In person, he comes across as charming, considerate and extremely well-read. But his public persona is very different.
At a recent appearance at the Vancouver Board of Trade, he is a cool, detached corporate executive as he strides out from behind the podium to talk, without notes, about the world of balance sheets, numbers and policy. But the youthful-looking, 57-year-old politician, who has been in elected office at the civic and provincial levels for 21 years, fails to project any warmth. He's cool and distant, as if he is selling commodities and not ideas meant to inspire a province.
"There's something about him. People can't break through and make a connection," says Jeremy Dalton, a former Liberal MLA who is a neighbour at Mr. Campbell's summer retreat in Halfmoon Bay on the Sunshine Coast.
"And despite knowing him for many years, I can't say that I really know him. He's very private. We all have personalities and his is complicated," Mr. Dalton said.
That's not surprising, perhaps, given his difficult childhood. When he was 13, his father, Dr. Charles Gordon (Chargo) Campbell, assistant dean of medicine at the University of British Columbia, overdosed on prescription drugs. Peg Campbell, her daughter and three sons, were forced to move out of their Point Grey family home and take a small apartment. A life of privilege suddenly became hardscrabble.
Mr. Campbell emerged from that childhood to pursue a political career of soaring ambition. He has never personally lost an election, and polls show his party with a solid eight-point lead over the NDP.

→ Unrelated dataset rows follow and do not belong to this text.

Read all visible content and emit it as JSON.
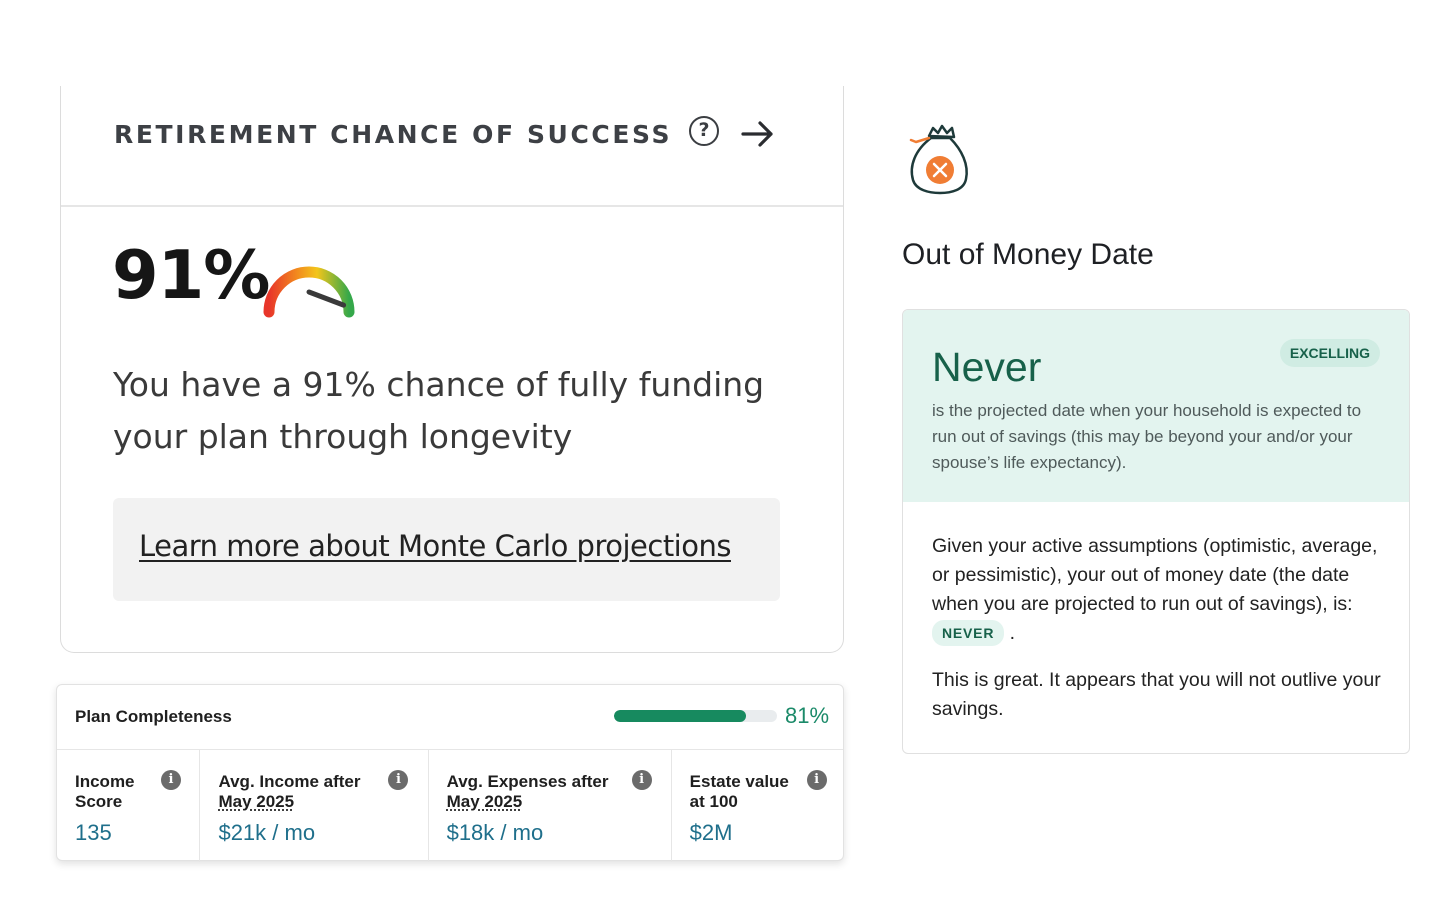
{
  "retirement": {
    "title": "RETIREMENT CHANCE OF SUCCESS",
    "help_icon": "help-circle-icon",
    "arrow_icon": "arrow-right-icon",
    "percent": "91%",
    "gauge_level": 0.91,
    "gauge_icon": "gauge-icon",
    "description": "You have a 91% chance of fully funding your plan through longevity",
    "learn_more_link": "Learn more about Monte Carlo projections"
  },
  "plan": {
    "title": "Plan Completeness",
    "progress": 0.81,
    "progress_text": "81%",
    "metrics": [
      {
        "label_line1": "Income",
        "label_line2": "Score",
        "value": "135"
      },
      {
        "label_line1": "Avg. Income after",
        "label_line2": "May 2025",
        "value": "$21k / mo"
      },
      {
        "label_line1": "Avg. Expenses after",
        "label_line2": "May 2025",
        "value": "$18k / mo"
      },
      {
        "label_line1": "Estate value",
        "label_line2": "at 100",
        "value": "$2M"
      }
    ],
    "info_icon": "info-icon"
  },
  "out_of_money": {
    "icon": "money-bag-icon",
    "title": "Out of Money Date",
    "status": "Never",
    "badge": "EXCELLING",
    "subtitle": "is the projected date when your household is expected to run out of savings (this may be beyond your and/or your spouse’s life expectancy).",
    "body_text": "Given your active assumptions (optimistic, average, or pessimistic), your out of money date (the date when you are projected to run out of savings), is:",
    "inline_badge": "NEVER",
    "body_end": ".",
    "conclusion": "This is great. It appears that you will not outlive your savings."
  },
  "colors": {
    "accent_green": "#178a5f",
    "value_blue": "#1f6f8b",
    "mint_bg": "#e3f4ef"
  }
}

Despite his winning record, Mr. Campbell has been warning Liberals they could lose the May 17 election. It's as if he has never forgotten how quickly the world can change or how painful that can be.
He should know. Of the many faces B.C.'s 34th Premier has, one that keeps popping up, pasted to light poles and bus-stop shelters, is a grainy mug shot that shows a slightly dazed Mr. Campbell, an uncomprehending grin plastered on his face as he stares at a police identity camera in Hawaii, shortly after being arrested in January of 2003 for impaired driving. That was his wild side, never seen before, or since, by the public.
No matter how close they stand, the journalists who have covered him for more than two decades, first as mayor of Vancouver, then as leader of the opposition, then as Premier, never manage to penetrate his personal space. Not even fervent talk-show hosts such as Rafe Mair or Bill Good can knock him off the message track. But behind the closed doors of cabinet and caucus meetings, he can flare in anger, or even break down and cry.
Which is the real Gordon Campbell? The policy wonk who calls colleagues late at night to bounce ideas off of them? The drinking driver veering over the centre line? The tough politician who can stick to his policies even when thousands of angry protesters fill the streets? Or the vulnerable man who is not above weeping openly?
Many people agree that Mr. Campbell is a complicated individual who is intellectually much deeper than his critics acknowledge and much more sensitive than his public image suggests. He is a man who, in seeking to protect himself in the rough- and-tumble world of politics, may have layered on armour so thick that he can't let his true feelings show.
"He has trouble, like a lot of people do, revealing his inner emotions. That's difficult for him," said Christy Clark, the former deputy premier of B.C. and a long-time political colleague. "But that's true for a lot of us. He really is a very supportive, very caring guy."
Ms. Clark, a star in the Liberal cabinet, shocked nearly everyone in B.C. last September when she announced she was leaving politics to spend more time with her growing son. But when she broke the word to Mr. Campbell, she said, his response was immediate.
"That's great," he told her. "That's what you have to do. Family comes first."